Oprah's favorite designer, Nate Berkus as featured in Elle Decor.
Sorry about the recent lack of posting. I've been distracted with the good (a new part-time job and client projects), the still-pretty good (trying to get my garden in hand and ready for the "it's not the heat, the humdity....no wait, it's both" portion of the year---which has now hit...temps close to ninety and 100% humidity), and the ugly (Damn you, BP). But now I'm back ready to share more of my vast wisdom and knowledge.....( I am joking...kind of).
Anyway, with everything that's been happening in the gulf, and the world, lately, I've been thinking more about the important aspects of home. After all, talking about trends and paint colors is fun, but creating a home has to do with more than that...it has to do with the intangibles like atmosphere and comfort and peacefulness.
I've jokingly referred to Ms. Winfrey as Our Lady Oprah, but I am actually a fan. Not so much of her show, but I do enjoy her magazine. As I desperately to rewire my brain from cynicism and negativity to optimisim, and I do try to focus on the positive, and I find that her magazine does that. One of my favorite columns is her monthly, "What I know for sure" lettter. So here's my interior design centric version:
What I know for Sure about Home Interiors:
1. People (most of them, anyway) and pets (almost all of them) are far more important than your home and the things in it. So if you find yourself delaying or avoiding entertaining friends and family because of the potential mess or damage, get over yourself. There is nothing sadder to me than a perfect home or room that is never used. I'd never trade the joy of snuggling with Cleopatra (cutest, sweetest doggy ever) on the sofa for a pristinely white slipcover. So it's no longer perfect---i'd rather have the memories of hanging out with Cleo. If your family is forced to curtail all their activities to one "safe"zone or drop in guests flee in moments after a quick look around fails to yeild a comfortable perch, perhaps it's time to do a little tweaking. Even if you like formal, or have expensive furniture, the key to being able to relax around it is to make it usable--co-ordinating throws and slip covers can protect delicate or expensive upolstery. Make sure that coasters are handy--I like to put them on every cocktail or side table. Fresh, simply arranged flowers and houseplants, candid family photos, and books (real ones that have been read---not those horrible, bourgeouis fake ones tied with twine--i hate that----"Oh look, I'm so cultured....I have French books, even though I can't read french and have no idea what the subject of the book is, but I couldn't read them anyway because they're tied together with string..."
2.Use it, cause you may lose it. Hurricane Katrina taught me many things, but one really important lesson I learned is that shit happens, so you might as well use the good china while you can.
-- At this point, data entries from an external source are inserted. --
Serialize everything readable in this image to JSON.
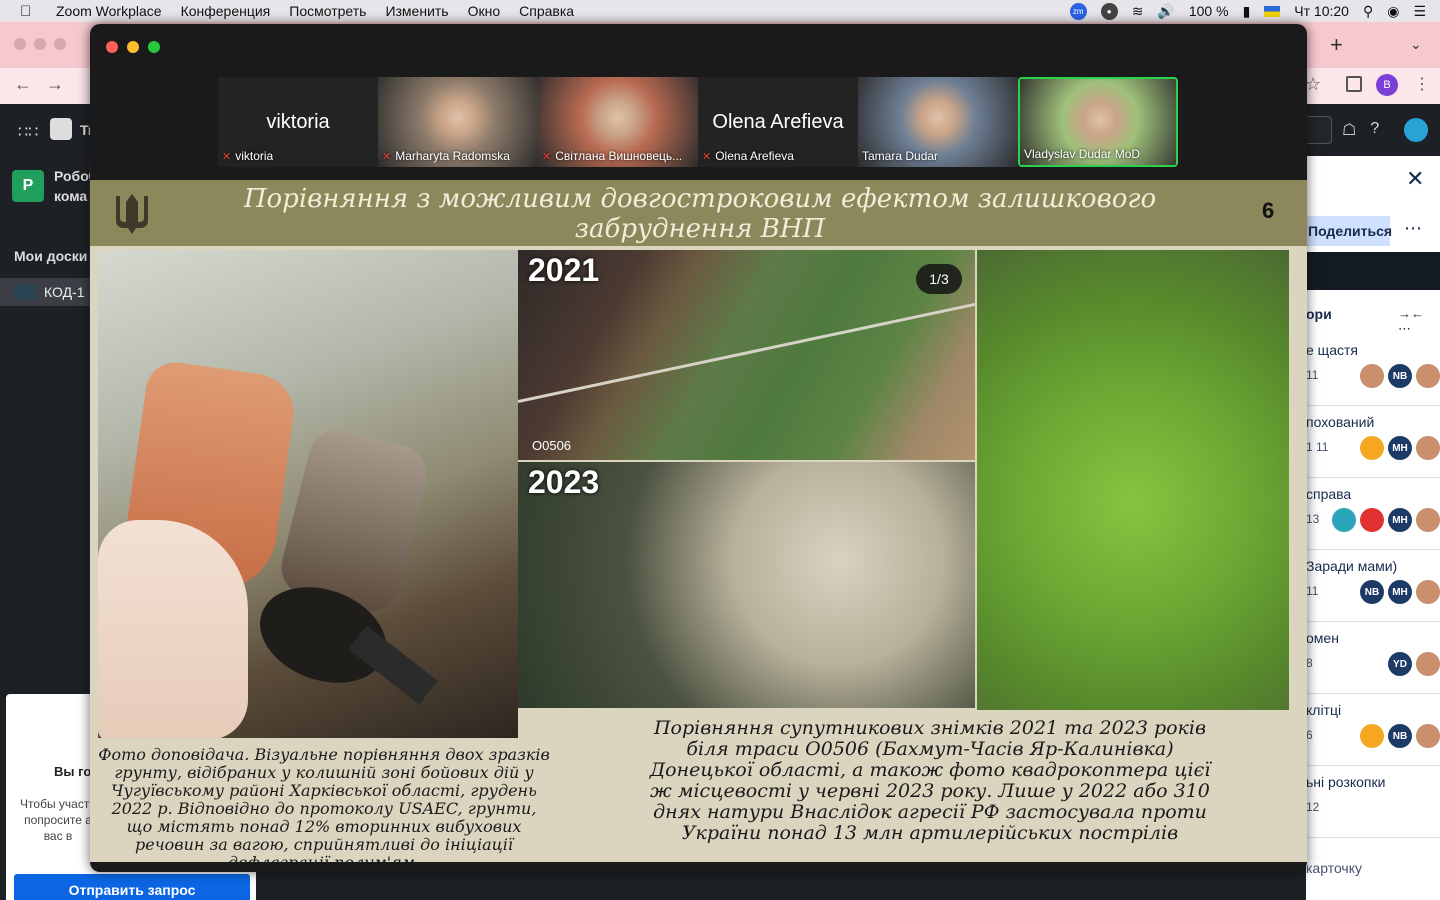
{
  "menubar": {
    "app": "Zoom Workplace",
    "items": [
      "Конференция",
      "Посмотреть",
      "Изменить",
      "Окно",
      "Справка"
    ],
    "zm_badge": "zm",
    "battery": "100 %",
    "clock": "Чт 10:20"
  },
  "browser": {
    "avatar_letter": "B",
    "trello_brand": "Tr"
  },
  "trello_sidebar": {
    "workspace_letter": "P",
    "workspace_name_line1": "Робоч",
    "workspace_name_line2": "кома",
    "boards_heading": "Мои доски",
    "board_name": "КОД-1",
    "invite_title": "Вы го",
    "invite_text": "Чтобы участн попросите а вас в",
    "invite_button": "Отправить запрос"
  },
  "trello_panel": {
    "share": "Поделиться",
    "column_title": "ори",
    "cards": [
      {
        "title": "е щастя",
        "meta": "11",
        "avatars": [
          "ph",
          "NB",
          "ph"
        ]
      },
      {
        "title": "похований",
        "meta": "1   11",
        "avatars": [
          "or",
          "MH",
          "ph"
        ]
      },
      {
        "title": "справа",
        "meta": "13",
        "avatars": [
          "tl",
          "rd",
          "MH",
          "ph"
        ]
      },
      {
        "title": "Заради мами)",
        "meta": "11",
        "avatars": [
          "NB",
          "MH",
          "ph"
        ]
      },
      {
        "title": "омен",
        "meta": "8",
        "avatars": [
          "YD",
          "ph"
        ]
      },
      {
        "title": "клітці",
        "meta": "6",
        "avatars": [
          "or",
          "NB",
          "ph"
        ]
      },
      {
        "title": "ьні розкопки",
        "meta": "12",
        "avatars": []
      }
    ],
    "add_card": "карточку"
  },
  "zoom": {
    "participants": [
      {
        "big": "viktoria",
        "label": "viktoria",
        "muted": true,
        "video": false
      },
      {
        "big": "",
        "label": "Marharyta Radomska",
        "muted": true,
        "video": true,
        "tone": "#8c7a6a"
      },
      {
        "big": "",
        "label": "Світлана Вишновець...",
        "muted": true,
        "video": true,
        "tone": "#b86a52"
      },
      {
        "big": "Olena Arefieva",
        "label": "Olena Arefieva",
        "muted": true,
        "video": false
      },
      {
        "big": "",
        "label": "Tamara Dudar",
        "muted": false,
        "video": true,
        "tone": "#6e7f95"
      },
      {
        "big": "",
        "label": "Vladyslav Dudar MoD",
        "muted": false,
        "video": true,
        "tone": "#9fc17a",
        "active": true
      }
    ]
  },
  "slide": {
    "title": "Порівняння з можливим довгостроковим ефектом залишкового забруднення ВНП",
    "page_number": "6",
    "year_top": "2021",
    "year_bottom": "2023",
    "pager": "1/3",
    "road_id": "О0506",
    "caption_left": "Фото доповідача. Візуальне порівняння двох зразків грунту, відібраних у колишній зоні бойових дій у Чугуївському районі Харківської області, грудень 2022 р. Відповідно до протоколу USAEC, грунти, що містять понад 12% вторинних вибухових речовин за вагою, сприйнятливі до ініціації дефлаграції полум'ям.",
    "caption_right": "Порівняння супутникових знімків 2021 та 2023 років біля траси О0506 (Бахмут-Часів Яр-Калинівка) Донецької області, а також фото квадрокоптера цієї ж місцевості у червні 2023 року. Лише у 2022 або 310 днях натури Внаслідок агресії РФ застосувала проти України понад 13 млн артилерійських пострілів"
  }
}
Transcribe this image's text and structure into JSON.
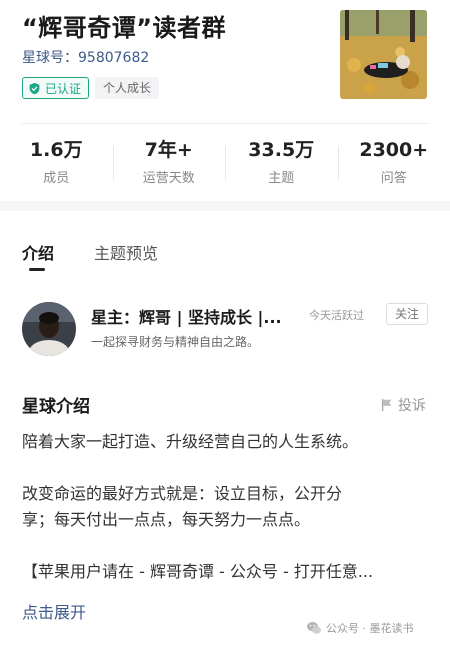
{
  "header": {
    "title": "“辉哥奇谭”读者群",
    "planet_id": "星球号：95807682",
    "verified_label": "已认证",
    "category_tag": "个人成长"
  },
  "stats": [
    {
      "value": "1.6万",
      "label": "成员"
    },
    {
      "value": "7年+",
      "label": "运营天数"
    },
    {
      "value": "33.5万",
      "label": "主题"
    },
    {
      "value": "2300+",
      "label": "问答"
    }
  ],
  "tabs": {
    "intro": "介绍",
    "preview": "主题预览"
  },
  "owner": {
    "name": "星主：辉哥 | 坚持成长 |...",
    "active": "今天活跃过",
    "follow": "关注",
    "desc": "一起探寻财务与精神自由之路。"
  },
  "intro": {
    "title": "星球介绍",
    "report": "投诉",
    "lines": [
      "陪着大家一起打造、升级经营自己的人生系统。",
      "改变命运的最好方式就是：设立目标，公开分",
      "享；每天付出一点点，每天努力一点点。",
      "【苹果用户请在 - 辉哥奇谭 - 公众号 - 打开任意..."
    ],
    "expand": "点击展开"
  },
  "watermark": {
    "text": "公众号 · 墨花读书"
  },
  "colors": {
    "accent_green": "#1aa886",
    "link_blue": "#3d5a8a"
  }
}
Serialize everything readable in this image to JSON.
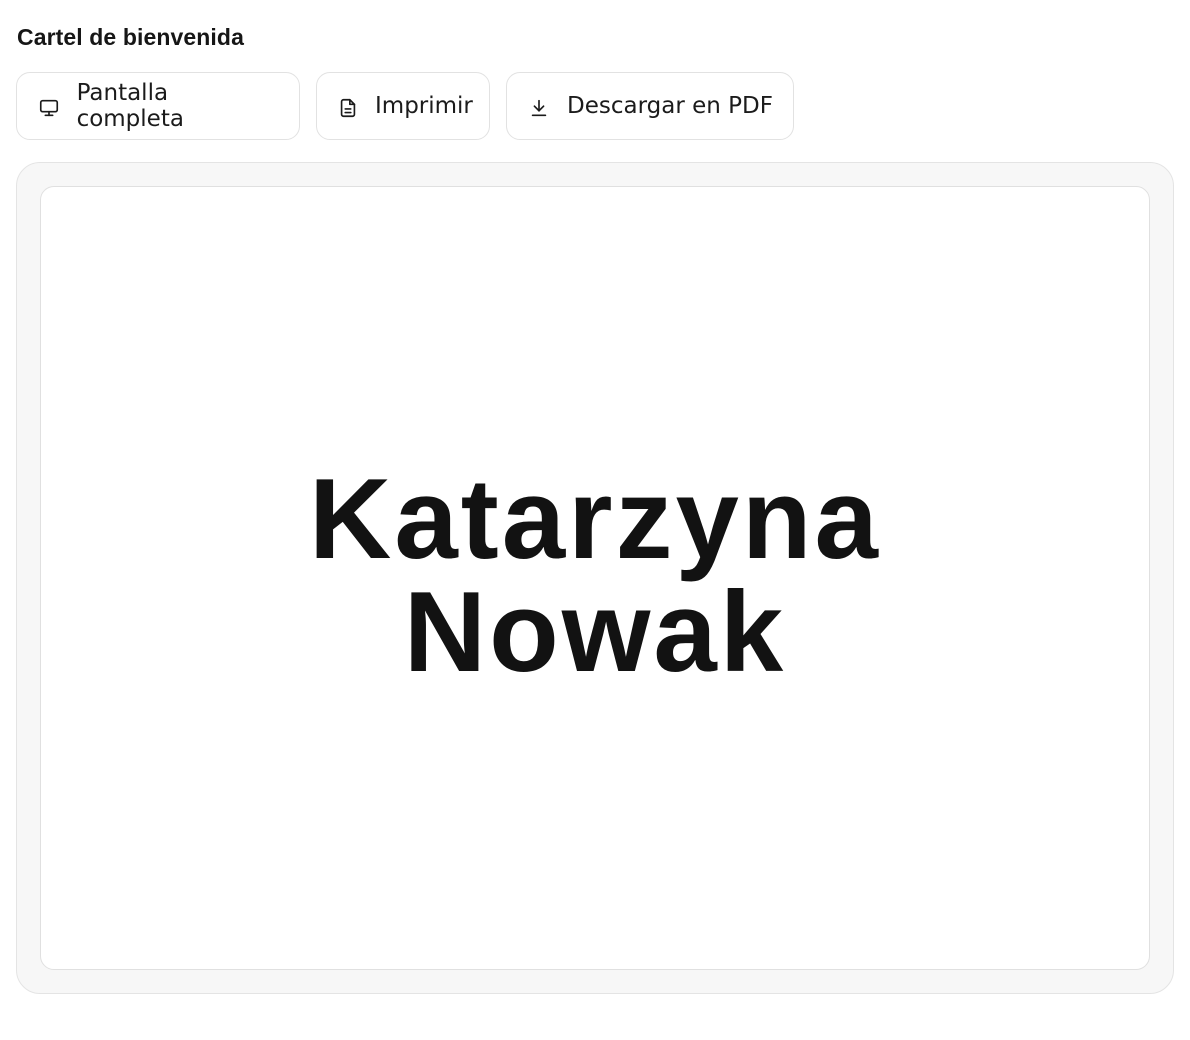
{
  "page": {
    "title": "Cartel de bienvenida"
  },
  "toolbar": {
    "fullscreen_label": "Pantalla completa",
    "fullscreen_icon": "monitor-icon",
    "print_label": "Imprimir",
    "print_icon": "document-icon",
    "download_label": "Descargar en PDF",
    "download_icon": "download-icon"
  },
  "sign": {
    "first_name": "Katarzyna",
    "last_name": "Nowak"
  },
  "colors": {
    "text": "#141414",
    "border": "#e2e2e2",
    "frame_background": "#f7f7f7",
    "sign_background": "#ffffff"
  }
}
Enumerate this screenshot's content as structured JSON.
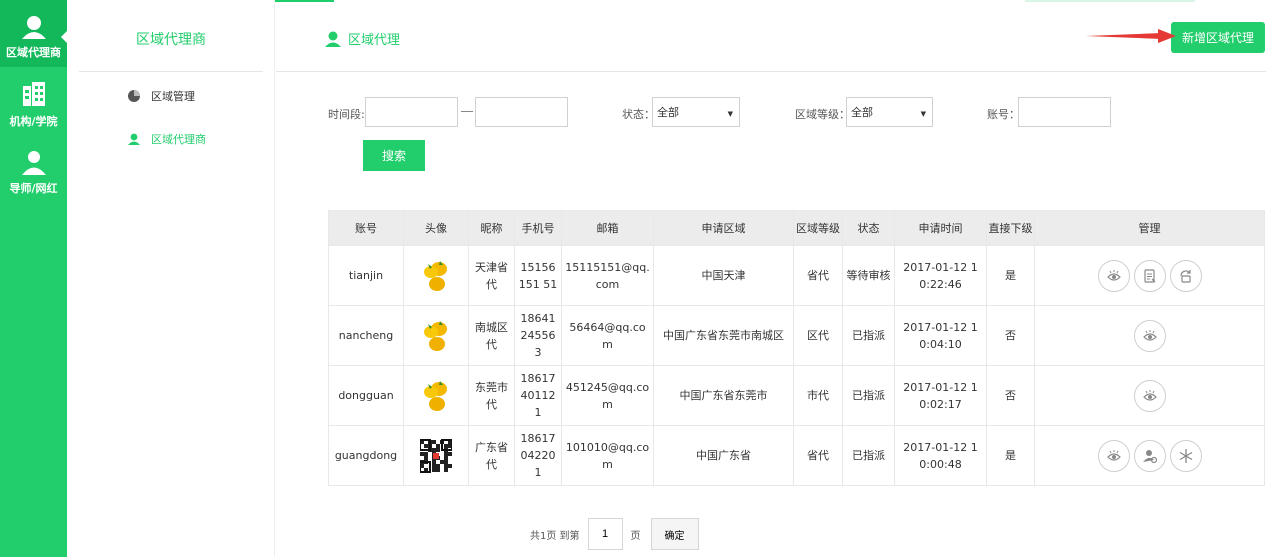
{
  "rail": {
    "items": [
      {
        "label": "区域代理商",
        "icon": "agent-icon",
        "active": true
      },
      {
        "label": "机构/学院",
        "icon": "building-icon",
        "active": false
      },
      {
        "label": "导师/网红",
        "icon": "user-icon",
        "active": false
      }
    ]
  },
  "sidebar": {
    "title": "区域代理商",
    "items": [
      {
        "label": "区域管理",
        "icon": "pie-chart-icon"
      },
      {
        "label": "区域代理商",
        "icon": "agent-icon"
      }
    ]
  },
  "header": {
    "breadcrumb": "区域代理",
    "add_button": "新增区域代理"
  },
  "filters": {
    "time_label": "时间段:",
    "status_label": "状态：",
    "status_value": "全部",
    "level_label": "区域等级：",
    "level_value": "全部",
    "account_label": "账号：",
    "search_button": "搜索"
  },
  "table": {
    "headers": [
      "账号",
      "头像",
      "昵称",
      "手机号",
      "邮箱",
      "申请区域",
      "区域等级",
      "状态",
      "申请时间",
      "直接下级",
      "管理"
    ],
    "rows": [
      {
        "account": "tianjin",
        "avatar": "fruit",
        "nickname": "天津省代",
        "phone": "15156151 51",
        "email": "15115151@qq.com",
        "region": "中国天津",
        "level": "省代",
        "status": "等待审核",
        "time": "2017-01-12 10:22:46",
        "sub": "是",
        "actions": [
          "eye-icon",
          "document-icon",
          "rotate-icon"
        ]
      },
      {
        "account": "nancheng",
        "avatar": "fruit",
        "nickname": "南城区代",
        "phone": "18641245563",
        "email": "56464@qq.com",
        "region": "中国广东省东莞市南城区",
        "level": "区代",
        "status": "已指派",
        "time": "2017-01-12 10:04:10",
        "sub": "否",
        "actions": [
          "eye-icon"
        ]
      },
      {
        "account": "dongguan",
        "avatar": "fruit",
        "nickname": "东莞市代",
        "phone": "18617401121",
        "email": "451245@qq.com",
        "region": "中国广东省东莞市",
        "level": "市代",
        "status": "已指派",
        "time": "2017-01-12 10:02:17",
        "sub": "否",
        "actions": [
          "eye-icon"
        ]
      },
      {
        "account": "guangdong",
        "avatar": "qrcode",
        "nickname": "广东省代",
        "phone": "18617042201",
        "email": "101010@qq.com",
        "region": "中国广东省",
        "level": "省代",
        "status": "已指派",
        "time": "2017-01-12 10:00:48",
        "sub": "是",
        "actions": [
          "eye-icon",
          "assign-user-icon",
          "snowflake-icon"
        ]
      }
    ]
  },
  "pager": {
    "total_text": "共1页 到第",
    "page": "1",
    "page_suffix": "页",
    "confirm": "确定"
  },
  "colors": {
    "accent": "#22ce6c",
    "rail_active": "#12b85a",
    "arrow": "#e53935"
  }
}
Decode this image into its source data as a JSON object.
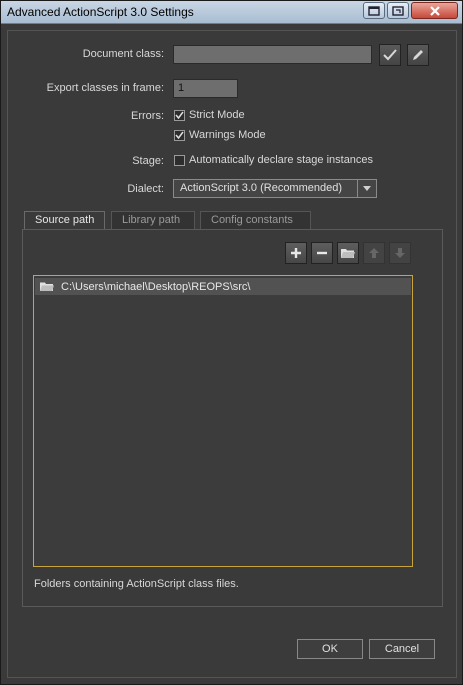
{
  "window": {
    "title": "Advanced ActionScript 3.0 Settings"
  },
  "form": {
    "document_class_label": "Document class:",
    "document_class_value": "",
    "export_frame_label": "Export classes in frame:",
    "export_frame_value": "1",
    "errors_label": "Errors:",
    "strict_mode_label": "Strict Mode",
    "strict_mode_checked": true,
    "warnings_mode_label": "Warnings Mode",
    "warnings_mode_checked": true,
    "stage_label": "Stage:",
    "auto_declare_label": "Automatically declare stage instances",
    "auto_declare_checked": false,
    "dialect_label": "Dialect:",
    "dialect_value": "ActionScript 3.0 (Recommended)"
  },
  "tabs": [
    {
      "label": "Source path",
      "active": true
    },
    {
      "label": "Library path",
      "active": false
    },
    {
      "label": "Config constants",
      "active": false
    }
  ],
  "source_path": {
    "entries": [
      "C:\\Users\\michael\\Desktop\\REOPS\\src\\"
    ],
    "hint": "Folders containing ActionScript class files."
  },
  "buttons": {
    "ok": "OK",
    "cancel": "Cancel"
  },
  "colors": {
    "accent": "#c8a43a",
    "background": "#3a3a3a"
  }
}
I'm mean, sure if you use it (and I say that displaying it beautifully in a china cabinet counts as "using" it), it can get broken or damaged, but that's life. We never no how long we have to enjoy things---houses flood, burn, get broken into, etc. Use and enjoy everything you own like it's your last chance...it may be.
3. Let love lead you. Go with what instinctively touches you. My experience has been that if you fall for something, say a fabric, in a particular colourway that justs makes your heart sing....if you decided to change to a "safer" version for practical reasons, you'll always regret it. It's better to move on to something completely different.
4. Pick your paint last. One of the most common design problems I have with clients is trying to retroactively co-ordinate items with an existing paint color. Especially in new construction, builders push clients to pick their paint colors fairly early, and lots of them decided on a palette before picking finishes, and usually before picking fabrics and rugs. The problem is that if you have a fabric featuring robin's egg blue, you can easily find a paint to work with it, or custom match it. However, if you paint first, it's going to be a lot more difficult to find a fabric (especially the more parameters that you place-i.e. price, durability, type of print) that perfectly co-ordinates. The reasons--once you consider custom paint, there is an unlimited number of variations of every color. Their is a much more limited number of available rugs and fabrics--even more limited when you started looking for cheaper options. Again, pick finishes and fabrics first, then paint.
5. You need to get rid of your crap, not organize it. I spend a lot of time and money helping clients and myself organize their things. Honestly, 80% of the things I organize are used so rarely or never that you'd be better off removing them. Give them to relatives, charity, the dump--whatever, just get rid of it.
6. Clean your damn house. You want your house to automatically look better and more polished---clean it. And I mean really clean it---purge unnecessary paper, polish your furniture, donate unwanted items, line and organize your kitchen shelves, wash windows, dry clean or wash curtains, polish hardware, vaccum. Your house will thank you.
7. The 5 things that make a house a home: original art, candid photos, books, fresh flowers and houseplants, and something old.